The Bush administration exploits our fears, but it is not interested in a collective effort to cope with them-that is, to provide the necessary forms of protection and to stimulate the necessary forms of mutual assistance. That is the project of the near-left. The ideological right aims deliberately at undermining security, in the name of self-reliance, but with a deeper purpose: to discipline the workforce and stabilize the new forms of inequality. By contrast, the left project is egalitarian because we are committed to distribute the costs of security fairly and to make sure that the most vulnerable people are the first to be protected-or to be helped to protect themselves.
Obviously, he believes the simple-minded solutions of the right do not cope with fears. But, his last sentence seems to be self-deluding: his belief that the left and not the right are likely to protect the “most vulnerable.” Frankly, it seems to me that the left consistently takes positions against the vulnerable. Who is more vulnerable, those in the teacher’s union or the poor kids thrown into bad schools? Do we consider George Soros or that farmer in Nebraska who votes Republican vulnerable? Were the Iraqis more or less vulnerable after America marched in? (Well, I guess the Lancet would say less, but that doesn’t seem to be the attitude of the Iraqis who today were busy setting up their government.)
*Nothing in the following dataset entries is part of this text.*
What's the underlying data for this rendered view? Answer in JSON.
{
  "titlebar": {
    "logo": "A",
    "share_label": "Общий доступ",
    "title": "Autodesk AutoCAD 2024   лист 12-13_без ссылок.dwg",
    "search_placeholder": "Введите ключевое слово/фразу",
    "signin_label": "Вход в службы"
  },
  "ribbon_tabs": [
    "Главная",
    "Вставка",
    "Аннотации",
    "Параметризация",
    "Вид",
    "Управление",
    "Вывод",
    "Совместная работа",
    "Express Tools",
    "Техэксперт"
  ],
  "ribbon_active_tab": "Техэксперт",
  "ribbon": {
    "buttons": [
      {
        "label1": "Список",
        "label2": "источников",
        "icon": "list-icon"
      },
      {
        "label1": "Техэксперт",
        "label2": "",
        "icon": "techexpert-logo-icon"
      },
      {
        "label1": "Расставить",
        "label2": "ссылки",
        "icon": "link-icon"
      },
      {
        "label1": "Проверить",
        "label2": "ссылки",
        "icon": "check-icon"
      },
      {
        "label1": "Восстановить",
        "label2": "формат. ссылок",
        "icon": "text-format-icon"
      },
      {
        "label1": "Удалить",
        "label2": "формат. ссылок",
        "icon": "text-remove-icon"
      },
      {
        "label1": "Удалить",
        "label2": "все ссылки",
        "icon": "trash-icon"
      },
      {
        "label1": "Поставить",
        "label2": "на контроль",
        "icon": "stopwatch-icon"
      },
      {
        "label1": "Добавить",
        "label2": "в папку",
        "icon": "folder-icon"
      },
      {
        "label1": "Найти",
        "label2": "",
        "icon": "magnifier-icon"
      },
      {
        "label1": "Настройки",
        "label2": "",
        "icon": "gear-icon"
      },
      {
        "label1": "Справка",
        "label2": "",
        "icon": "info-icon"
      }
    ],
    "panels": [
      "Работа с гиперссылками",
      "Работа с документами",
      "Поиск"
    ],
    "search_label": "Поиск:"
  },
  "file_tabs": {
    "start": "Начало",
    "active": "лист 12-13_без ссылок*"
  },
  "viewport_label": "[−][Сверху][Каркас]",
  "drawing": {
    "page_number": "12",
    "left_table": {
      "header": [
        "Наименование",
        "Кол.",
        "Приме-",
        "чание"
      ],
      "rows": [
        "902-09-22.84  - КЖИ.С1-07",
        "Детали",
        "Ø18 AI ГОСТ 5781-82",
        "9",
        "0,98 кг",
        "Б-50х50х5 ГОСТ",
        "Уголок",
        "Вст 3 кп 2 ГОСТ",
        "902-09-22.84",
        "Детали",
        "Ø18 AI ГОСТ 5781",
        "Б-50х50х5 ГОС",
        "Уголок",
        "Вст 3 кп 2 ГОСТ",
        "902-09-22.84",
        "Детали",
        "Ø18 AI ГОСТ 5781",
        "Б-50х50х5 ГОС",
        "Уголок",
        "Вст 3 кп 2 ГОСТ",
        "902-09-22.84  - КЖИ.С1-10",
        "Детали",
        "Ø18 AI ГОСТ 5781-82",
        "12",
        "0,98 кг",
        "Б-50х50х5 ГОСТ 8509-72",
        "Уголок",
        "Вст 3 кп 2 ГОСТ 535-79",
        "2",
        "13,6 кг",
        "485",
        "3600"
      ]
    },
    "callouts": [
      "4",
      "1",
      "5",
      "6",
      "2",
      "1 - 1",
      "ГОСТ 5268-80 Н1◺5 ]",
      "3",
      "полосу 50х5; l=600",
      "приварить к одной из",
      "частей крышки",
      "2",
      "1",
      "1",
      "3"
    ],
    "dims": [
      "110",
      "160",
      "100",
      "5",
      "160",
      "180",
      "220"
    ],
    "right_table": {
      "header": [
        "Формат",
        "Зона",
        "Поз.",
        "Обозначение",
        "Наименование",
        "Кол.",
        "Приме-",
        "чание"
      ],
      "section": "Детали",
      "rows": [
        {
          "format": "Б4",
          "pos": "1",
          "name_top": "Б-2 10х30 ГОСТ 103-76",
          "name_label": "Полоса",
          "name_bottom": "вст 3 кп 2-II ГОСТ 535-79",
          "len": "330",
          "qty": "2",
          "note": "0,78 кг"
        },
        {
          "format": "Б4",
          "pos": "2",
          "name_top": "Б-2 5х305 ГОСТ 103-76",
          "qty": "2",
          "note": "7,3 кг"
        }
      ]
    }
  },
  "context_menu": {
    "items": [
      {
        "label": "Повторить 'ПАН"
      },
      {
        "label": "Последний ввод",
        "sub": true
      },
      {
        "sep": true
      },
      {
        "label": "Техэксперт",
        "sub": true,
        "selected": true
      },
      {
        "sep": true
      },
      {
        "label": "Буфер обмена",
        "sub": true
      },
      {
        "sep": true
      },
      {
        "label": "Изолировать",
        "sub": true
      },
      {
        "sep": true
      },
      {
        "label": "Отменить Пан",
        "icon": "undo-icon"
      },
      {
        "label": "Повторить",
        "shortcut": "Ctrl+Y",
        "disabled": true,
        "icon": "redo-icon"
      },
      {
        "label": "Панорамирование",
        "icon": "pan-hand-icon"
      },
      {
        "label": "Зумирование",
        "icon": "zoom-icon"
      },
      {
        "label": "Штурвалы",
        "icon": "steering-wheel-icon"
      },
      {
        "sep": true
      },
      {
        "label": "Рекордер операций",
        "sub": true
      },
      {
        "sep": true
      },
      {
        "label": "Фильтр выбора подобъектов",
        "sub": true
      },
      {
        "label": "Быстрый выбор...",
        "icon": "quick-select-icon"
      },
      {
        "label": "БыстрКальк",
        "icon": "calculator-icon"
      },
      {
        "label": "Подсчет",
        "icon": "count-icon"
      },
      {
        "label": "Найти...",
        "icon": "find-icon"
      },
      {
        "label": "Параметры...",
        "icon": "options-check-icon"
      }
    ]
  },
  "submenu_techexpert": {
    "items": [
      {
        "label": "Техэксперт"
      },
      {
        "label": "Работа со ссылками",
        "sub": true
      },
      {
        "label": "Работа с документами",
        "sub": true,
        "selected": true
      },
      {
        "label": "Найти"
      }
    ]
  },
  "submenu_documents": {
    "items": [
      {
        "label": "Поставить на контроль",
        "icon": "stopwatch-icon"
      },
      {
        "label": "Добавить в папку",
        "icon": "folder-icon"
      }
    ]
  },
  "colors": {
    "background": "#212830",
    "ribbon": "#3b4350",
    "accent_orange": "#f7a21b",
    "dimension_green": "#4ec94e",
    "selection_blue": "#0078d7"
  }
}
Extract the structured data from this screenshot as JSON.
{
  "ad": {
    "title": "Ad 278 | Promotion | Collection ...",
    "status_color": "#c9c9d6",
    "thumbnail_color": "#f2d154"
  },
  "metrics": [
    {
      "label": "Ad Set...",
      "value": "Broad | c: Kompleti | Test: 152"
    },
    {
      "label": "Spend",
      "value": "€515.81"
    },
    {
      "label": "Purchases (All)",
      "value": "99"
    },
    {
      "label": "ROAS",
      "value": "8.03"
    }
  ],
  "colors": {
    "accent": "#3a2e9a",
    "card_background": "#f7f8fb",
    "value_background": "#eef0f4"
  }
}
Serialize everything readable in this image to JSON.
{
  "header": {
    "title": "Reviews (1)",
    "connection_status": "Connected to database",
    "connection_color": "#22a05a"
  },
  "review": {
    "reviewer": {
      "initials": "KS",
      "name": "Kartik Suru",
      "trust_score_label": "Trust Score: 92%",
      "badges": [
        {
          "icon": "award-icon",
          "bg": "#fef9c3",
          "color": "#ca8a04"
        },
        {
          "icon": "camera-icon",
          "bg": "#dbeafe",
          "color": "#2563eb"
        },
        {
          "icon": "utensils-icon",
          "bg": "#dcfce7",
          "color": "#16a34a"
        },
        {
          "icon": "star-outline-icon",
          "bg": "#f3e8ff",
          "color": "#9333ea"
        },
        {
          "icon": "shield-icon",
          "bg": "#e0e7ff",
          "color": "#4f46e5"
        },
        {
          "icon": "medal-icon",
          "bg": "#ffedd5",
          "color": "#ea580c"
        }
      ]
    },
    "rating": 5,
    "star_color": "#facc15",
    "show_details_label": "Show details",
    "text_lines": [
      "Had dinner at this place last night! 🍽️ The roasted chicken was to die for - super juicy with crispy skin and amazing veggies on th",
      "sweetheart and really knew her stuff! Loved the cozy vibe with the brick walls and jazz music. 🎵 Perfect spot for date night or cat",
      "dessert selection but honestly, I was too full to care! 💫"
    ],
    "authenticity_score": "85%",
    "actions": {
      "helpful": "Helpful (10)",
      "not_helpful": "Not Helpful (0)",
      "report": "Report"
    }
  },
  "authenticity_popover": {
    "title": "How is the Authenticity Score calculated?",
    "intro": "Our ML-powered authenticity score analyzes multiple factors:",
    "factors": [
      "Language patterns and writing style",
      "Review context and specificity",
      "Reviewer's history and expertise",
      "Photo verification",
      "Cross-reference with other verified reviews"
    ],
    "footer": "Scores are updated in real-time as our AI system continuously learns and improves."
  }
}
Walzer’s essay has no sense of the magnitude of Bush’s policy (as demonstrated so ably by Lex). Nor does he appreciate (perhaps understand) the empowerment that comes from ownership. I’m sure there are new ideas and ones with quite different solutions than Bush’s; they don’t seem to be here. The egalitarianism he argues for is likely to be one partialed out by elites. Most of all, this essay seems an argument in which stasis is valued; the left, he argues, is pragmatic and sees nuance. Well, yes, life is complicated. But if we don’t start testing the kids, how the hell are we going to know if they are learning anything? Sure, there are things that can be improved and things that can’t. But it seems to me that it is better to light a candle than to curse the darkness – and frankly, I see testing, for instance, as shining a light into the abyss of American education. It is a lot better to try to take the first steps – from Iraq & Afghanistan to schools to social security – then to pretend that the problems don’t exist. That pretense is the mask of fear, the unwillingness to take risks. I see it a good deal more in Walzer than in the Town Hall columnists.